*** DATA EXTRACTS
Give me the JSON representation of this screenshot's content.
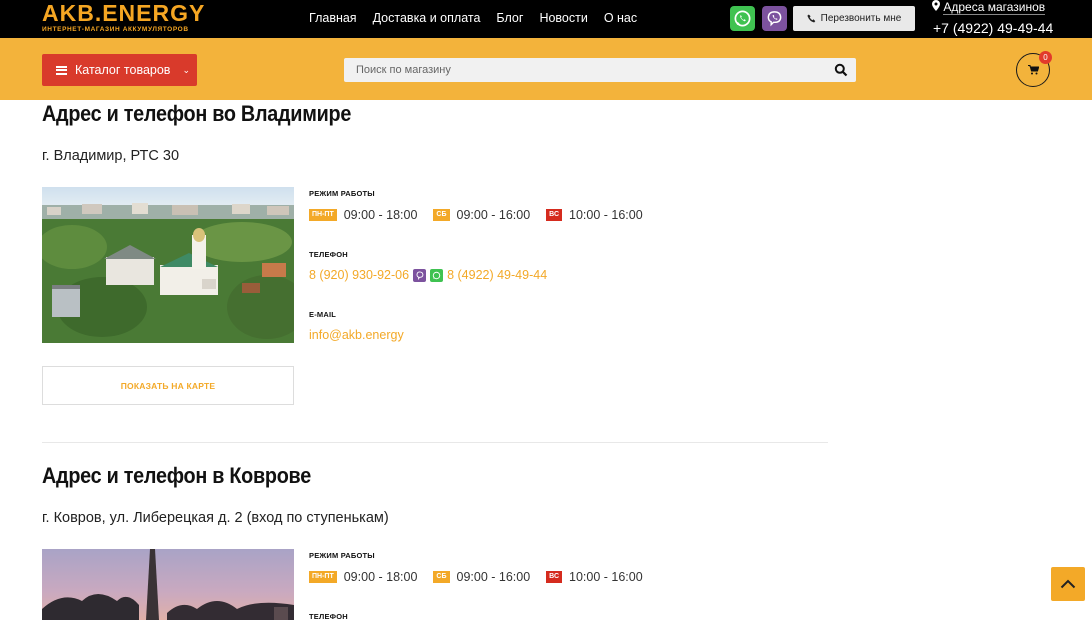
{
  "header": {
    "logo_main": "AKB.ENERGY",
    "logo_sub": "ИНТЕРНЕТ-МАГАЗИН АККУМУЛЯТОРОВ",
    "nav": [
      "Главная",
      "Доставка и оплата",
      "Блог",
      "Новости",
      "О нас"
    ],
    "callback_label": "Перезвонить мне",
    "shops_label": "Адреса магазинов",
    "phone": "+7 (4922) 49-49-44",
    "colors": {
      "topbar": "#000000",
      "brand": "#f5a623"
    }
  },
  "toolbar": {
    "catalog_label": "Каталог товаров",
    "search_placeholder": "Поиск по магазину",
    "cart_count": "0",
    "colors": {
      "bar": "#f3b33b",
      "catalog_button": "#d93a2b"
    }
  },
  "stores": [
    {
      "title": "Адрес и телефон во Владимире",
      "address": "г. Владимир, РТС 30",
      "hours_label": "РЕЖИМ РАБОТЫ",
      "schedule": [
        {
          "day": "ПН-ПТ",
          "hours": "09:00 - 18:00"
        },
        {
          "day": "СБ",
          "hours": "09:00 - 16:00"
        },
        {
          "day": "ВС",
          "hours": "10:00 - 16:00"
        }
      ],
      "phone_label": "ТЕЛЕФОН",
      "phone1": "8 (920) 930-92-06",
      "phone2": "8 (4922) 49-49-44",
      "email_label": "E-MAIL",
      "email": "info@akb.energy",
      "map_button": "ПОКАЗАТЬ НА КАРТЕ"
    },
    {
      "title": "Адрес и телефон в Коврове",
      "address": "г. Ковров, ул. Либерецкая д. 2 (вход по ступенькам)",
      "hours_label": "РЕЖИМ РАБОТЫ",
      "schedule": [
        {
          "day": "ПН-ПТ",
          "hours": "09:00 - 18:00"
        },
        {
          "day": "СБ",
          "hours": "09:00 - 16:00"
        },
        {
          "day": "ВС",
          "hours": "10:00 - 16:00"
        }
      ],
      "phone_label": "ТЕЛЕФОН"
    }
  ],
  "icons": {
    "whatsapp": "whatsapp-icon",
    "viber": "viber-icon",
    "phone": "phone-icon",
    "pin": "map-pin-icon",
    "search": "search-icon",
    "cart": "cart-icon",
    "scroll_top": "chevron-up-icon"
  }
}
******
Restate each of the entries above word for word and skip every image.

Give me the JSON representation of this screenshot's content.
{
  "header": {
    "logo_main": "AKB.ENERGY",
    "logo_sub": "ИНТЕРНЕТ-МАГАЗИН АККУМУЛЯТОРОВ",
    "nav": [
      "Главная",
      "Доставка и оплата",
      "Блог",
      "Новости",
      "О нас"
    ],
    "callback_label": "Перезвонить мне",
    "shops_label": "Адреса магазинов",
    "phone": "+7 (4922) 49-49-44",
    "colors": {
      "topbar": "#000000",
      "brand": "#f5a623"
    }
  },
  "toolbar": {
    "catalog_label": "Каталог товаров",
    "search_placeholder": "Поиск по магазину",
    "cart_count": "0",
    "colors": {
      "bar": "#f3b33b",
      "catalog_button": "#d93a2b"
    }
  },
  "stores": [
    {
      "title": "Адрес и телефон во Владимире",
      "address": "г. Владимир, РТС 30",
      "hours_label": "РЕЖИМ РАБОТЫ",
      "schedule": [
        {
          "day": "ПН-ПТ",
          "hours": "09:00 - 18:00"
        },
        {
          "day": "СБ",
          "hours": "09:00 - 16:00"
        },
        {
          "day": "ВС",
          "hours": "10:00 - 16:00"
        }
      ],
      "phone_label": "ТЕЛЕФОН",
      "phone1": "8 (920) 930-92-06",
      "phone2": "8 (4922) 49-49-44",
      "email_label": "E-MAIL",
      "email": "info@akb.energy",
      "map_button": "ПОКАЗАТЬ НА КАРТЕ"
    },
    {
      "title": "Адрес и телефон в Коврове",
      "address": "г. Ковров, ул. Либерецкая д. 2 (вход по ступенькам)",
      "hours_label": "РЕЖИМ РАБОТЫ",
      "schedule": [
        {
          "day": "ПН-ПТ",
          "hours": "09:00 - 18:00"
        },
        {
          "day": "СБ",
          "hours": "09:00 - 16:00"
        },
        {
          "day": "ВС",
          "hours": "10:00 - 16:00"
        }
      ],
      "phone_label": "ТЕЛЕФОН"
    }
  ],
  "icons": {
    "whatsapp": "whatsapp-icon",
    "viber": "viber-icon",
    "phone": "phone-icon",
    "pin": "map-pin-icon",
    "search": "search-icon",
    "cart": "cart-icon",
    "scroll_top": "chevron-up-icon"
  }
}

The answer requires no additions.